- [Problem to solve] Tally every line in the data that has the word "What" and report only the total.

******

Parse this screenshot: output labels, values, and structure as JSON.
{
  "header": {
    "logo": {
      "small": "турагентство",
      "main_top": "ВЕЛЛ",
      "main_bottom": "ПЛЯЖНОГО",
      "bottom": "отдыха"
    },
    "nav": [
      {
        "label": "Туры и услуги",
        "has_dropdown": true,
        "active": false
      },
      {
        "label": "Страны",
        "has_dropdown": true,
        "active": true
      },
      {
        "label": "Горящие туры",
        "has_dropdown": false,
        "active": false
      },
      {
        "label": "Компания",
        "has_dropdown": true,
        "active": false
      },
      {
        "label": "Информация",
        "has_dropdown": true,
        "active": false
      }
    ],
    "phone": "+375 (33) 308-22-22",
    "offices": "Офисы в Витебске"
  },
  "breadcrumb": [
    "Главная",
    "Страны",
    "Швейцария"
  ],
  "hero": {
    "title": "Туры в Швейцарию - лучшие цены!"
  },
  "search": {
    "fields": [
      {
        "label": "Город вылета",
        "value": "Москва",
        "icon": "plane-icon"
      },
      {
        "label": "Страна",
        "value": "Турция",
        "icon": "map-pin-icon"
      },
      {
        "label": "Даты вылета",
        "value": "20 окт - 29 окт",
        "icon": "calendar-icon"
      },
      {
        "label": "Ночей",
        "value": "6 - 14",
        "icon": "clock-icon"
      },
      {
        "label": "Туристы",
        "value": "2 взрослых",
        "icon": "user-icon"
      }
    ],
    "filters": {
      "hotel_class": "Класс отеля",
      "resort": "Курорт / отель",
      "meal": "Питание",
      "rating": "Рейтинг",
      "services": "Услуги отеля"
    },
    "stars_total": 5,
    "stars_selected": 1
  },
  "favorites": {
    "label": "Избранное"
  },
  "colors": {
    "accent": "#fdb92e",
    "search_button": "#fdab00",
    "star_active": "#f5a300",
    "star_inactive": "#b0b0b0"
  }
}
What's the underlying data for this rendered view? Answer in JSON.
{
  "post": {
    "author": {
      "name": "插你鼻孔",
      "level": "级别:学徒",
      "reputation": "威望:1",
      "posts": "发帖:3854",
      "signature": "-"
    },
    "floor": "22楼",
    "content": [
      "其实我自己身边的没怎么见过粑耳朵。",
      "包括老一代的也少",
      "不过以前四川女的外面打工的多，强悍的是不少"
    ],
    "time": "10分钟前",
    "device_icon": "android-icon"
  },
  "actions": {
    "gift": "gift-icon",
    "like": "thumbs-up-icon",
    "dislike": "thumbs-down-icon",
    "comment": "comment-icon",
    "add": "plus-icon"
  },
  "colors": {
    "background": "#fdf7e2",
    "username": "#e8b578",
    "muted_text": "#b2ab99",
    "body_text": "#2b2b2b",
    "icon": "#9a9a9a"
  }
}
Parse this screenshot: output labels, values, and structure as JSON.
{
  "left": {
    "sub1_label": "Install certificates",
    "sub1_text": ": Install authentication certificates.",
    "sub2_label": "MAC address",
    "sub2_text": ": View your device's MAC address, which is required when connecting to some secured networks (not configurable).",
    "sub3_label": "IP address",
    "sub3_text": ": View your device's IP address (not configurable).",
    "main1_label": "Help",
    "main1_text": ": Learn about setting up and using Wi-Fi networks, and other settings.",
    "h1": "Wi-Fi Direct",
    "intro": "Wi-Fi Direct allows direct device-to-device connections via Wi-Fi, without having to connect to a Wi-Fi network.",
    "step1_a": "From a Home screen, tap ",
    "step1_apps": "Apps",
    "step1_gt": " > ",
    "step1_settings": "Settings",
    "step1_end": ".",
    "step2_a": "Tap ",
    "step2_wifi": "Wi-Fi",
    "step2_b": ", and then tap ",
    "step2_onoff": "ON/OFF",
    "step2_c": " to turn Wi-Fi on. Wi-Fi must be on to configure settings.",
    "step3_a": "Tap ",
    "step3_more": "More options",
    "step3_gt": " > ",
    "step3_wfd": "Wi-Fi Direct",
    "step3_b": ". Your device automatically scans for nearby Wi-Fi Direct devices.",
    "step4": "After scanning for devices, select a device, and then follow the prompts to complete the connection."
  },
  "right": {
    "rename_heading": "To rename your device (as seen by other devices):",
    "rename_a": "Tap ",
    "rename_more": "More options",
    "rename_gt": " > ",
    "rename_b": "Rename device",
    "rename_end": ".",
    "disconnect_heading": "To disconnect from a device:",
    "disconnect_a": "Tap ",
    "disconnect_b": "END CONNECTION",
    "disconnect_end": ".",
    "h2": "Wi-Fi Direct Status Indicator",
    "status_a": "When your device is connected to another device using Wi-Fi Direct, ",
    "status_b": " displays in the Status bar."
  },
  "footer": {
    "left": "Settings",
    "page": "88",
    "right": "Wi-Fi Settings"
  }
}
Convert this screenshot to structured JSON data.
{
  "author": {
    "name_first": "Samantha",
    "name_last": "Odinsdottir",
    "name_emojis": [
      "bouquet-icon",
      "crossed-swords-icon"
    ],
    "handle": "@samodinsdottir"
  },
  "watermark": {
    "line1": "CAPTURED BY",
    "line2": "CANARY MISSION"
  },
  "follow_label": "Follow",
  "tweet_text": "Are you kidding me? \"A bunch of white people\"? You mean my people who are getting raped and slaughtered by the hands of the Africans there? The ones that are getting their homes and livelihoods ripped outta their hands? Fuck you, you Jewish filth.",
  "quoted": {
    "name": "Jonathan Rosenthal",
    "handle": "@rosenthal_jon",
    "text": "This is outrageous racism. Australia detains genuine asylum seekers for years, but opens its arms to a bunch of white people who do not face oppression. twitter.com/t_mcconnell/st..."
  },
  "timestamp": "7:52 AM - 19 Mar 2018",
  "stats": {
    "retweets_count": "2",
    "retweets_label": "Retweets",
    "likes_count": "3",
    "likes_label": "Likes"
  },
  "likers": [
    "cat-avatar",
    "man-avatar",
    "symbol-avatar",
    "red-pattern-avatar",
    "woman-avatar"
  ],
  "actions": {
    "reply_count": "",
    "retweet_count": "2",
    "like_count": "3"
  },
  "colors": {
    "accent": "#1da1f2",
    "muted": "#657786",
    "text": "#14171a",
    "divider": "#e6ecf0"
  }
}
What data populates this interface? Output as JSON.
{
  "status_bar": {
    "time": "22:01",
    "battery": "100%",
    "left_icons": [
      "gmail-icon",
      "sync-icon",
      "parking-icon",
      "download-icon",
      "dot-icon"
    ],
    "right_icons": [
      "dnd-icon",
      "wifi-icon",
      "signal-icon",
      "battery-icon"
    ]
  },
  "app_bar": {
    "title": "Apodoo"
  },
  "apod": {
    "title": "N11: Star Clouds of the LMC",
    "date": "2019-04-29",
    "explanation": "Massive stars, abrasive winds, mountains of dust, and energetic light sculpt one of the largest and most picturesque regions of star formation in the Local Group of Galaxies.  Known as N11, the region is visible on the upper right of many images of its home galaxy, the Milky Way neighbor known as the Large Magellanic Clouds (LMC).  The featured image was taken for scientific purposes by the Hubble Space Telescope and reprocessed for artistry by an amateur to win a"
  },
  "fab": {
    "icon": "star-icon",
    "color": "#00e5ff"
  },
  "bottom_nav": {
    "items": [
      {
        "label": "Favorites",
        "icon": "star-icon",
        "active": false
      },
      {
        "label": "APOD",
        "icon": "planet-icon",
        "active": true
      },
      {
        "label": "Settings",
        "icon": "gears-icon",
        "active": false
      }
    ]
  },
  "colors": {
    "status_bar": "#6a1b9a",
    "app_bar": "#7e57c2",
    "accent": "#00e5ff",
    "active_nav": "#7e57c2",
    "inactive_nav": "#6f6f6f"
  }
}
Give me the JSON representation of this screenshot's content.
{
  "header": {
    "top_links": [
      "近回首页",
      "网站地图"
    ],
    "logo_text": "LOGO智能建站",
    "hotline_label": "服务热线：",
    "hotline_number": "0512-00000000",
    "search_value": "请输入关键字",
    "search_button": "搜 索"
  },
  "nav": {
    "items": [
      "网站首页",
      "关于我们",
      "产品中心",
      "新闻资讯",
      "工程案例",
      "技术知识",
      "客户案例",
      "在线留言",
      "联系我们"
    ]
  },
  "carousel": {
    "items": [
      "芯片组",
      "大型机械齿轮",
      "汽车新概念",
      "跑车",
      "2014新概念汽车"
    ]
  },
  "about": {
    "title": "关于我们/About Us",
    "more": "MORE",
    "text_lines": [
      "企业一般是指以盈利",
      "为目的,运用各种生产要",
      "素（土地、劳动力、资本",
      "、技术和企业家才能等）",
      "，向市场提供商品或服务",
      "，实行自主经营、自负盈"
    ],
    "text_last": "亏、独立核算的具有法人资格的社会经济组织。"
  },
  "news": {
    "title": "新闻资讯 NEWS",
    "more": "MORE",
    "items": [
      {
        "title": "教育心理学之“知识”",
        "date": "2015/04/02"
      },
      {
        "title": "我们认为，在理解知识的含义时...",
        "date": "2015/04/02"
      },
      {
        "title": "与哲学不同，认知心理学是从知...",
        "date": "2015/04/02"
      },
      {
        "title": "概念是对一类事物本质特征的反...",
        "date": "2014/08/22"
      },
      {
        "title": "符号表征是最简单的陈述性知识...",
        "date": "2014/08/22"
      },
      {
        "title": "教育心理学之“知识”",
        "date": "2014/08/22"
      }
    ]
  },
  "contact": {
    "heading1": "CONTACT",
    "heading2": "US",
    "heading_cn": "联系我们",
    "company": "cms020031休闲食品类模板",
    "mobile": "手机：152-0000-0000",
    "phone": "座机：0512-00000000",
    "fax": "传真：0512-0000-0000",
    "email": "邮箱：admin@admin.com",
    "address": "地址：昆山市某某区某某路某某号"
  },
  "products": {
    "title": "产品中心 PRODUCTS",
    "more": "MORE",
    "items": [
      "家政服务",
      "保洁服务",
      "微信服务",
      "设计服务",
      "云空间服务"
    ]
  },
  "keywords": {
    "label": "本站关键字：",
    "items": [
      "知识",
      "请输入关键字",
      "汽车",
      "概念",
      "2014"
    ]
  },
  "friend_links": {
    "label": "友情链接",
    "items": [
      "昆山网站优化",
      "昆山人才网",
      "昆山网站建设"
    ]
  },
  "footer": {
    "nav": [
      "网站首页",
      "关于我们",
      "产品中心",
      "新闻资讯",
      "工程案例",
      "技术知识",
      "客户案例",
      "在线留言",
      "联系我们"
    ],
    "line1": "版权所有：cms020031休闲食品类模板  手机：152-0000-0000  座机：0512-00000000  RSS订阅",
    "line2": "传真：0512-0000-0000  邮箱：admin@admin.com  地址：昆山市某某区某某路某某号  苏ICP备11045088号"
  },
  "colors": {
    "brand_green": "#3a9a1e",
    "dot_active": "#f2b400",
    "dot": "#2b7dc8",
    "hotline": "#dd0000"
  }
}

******

- [Completed task] 2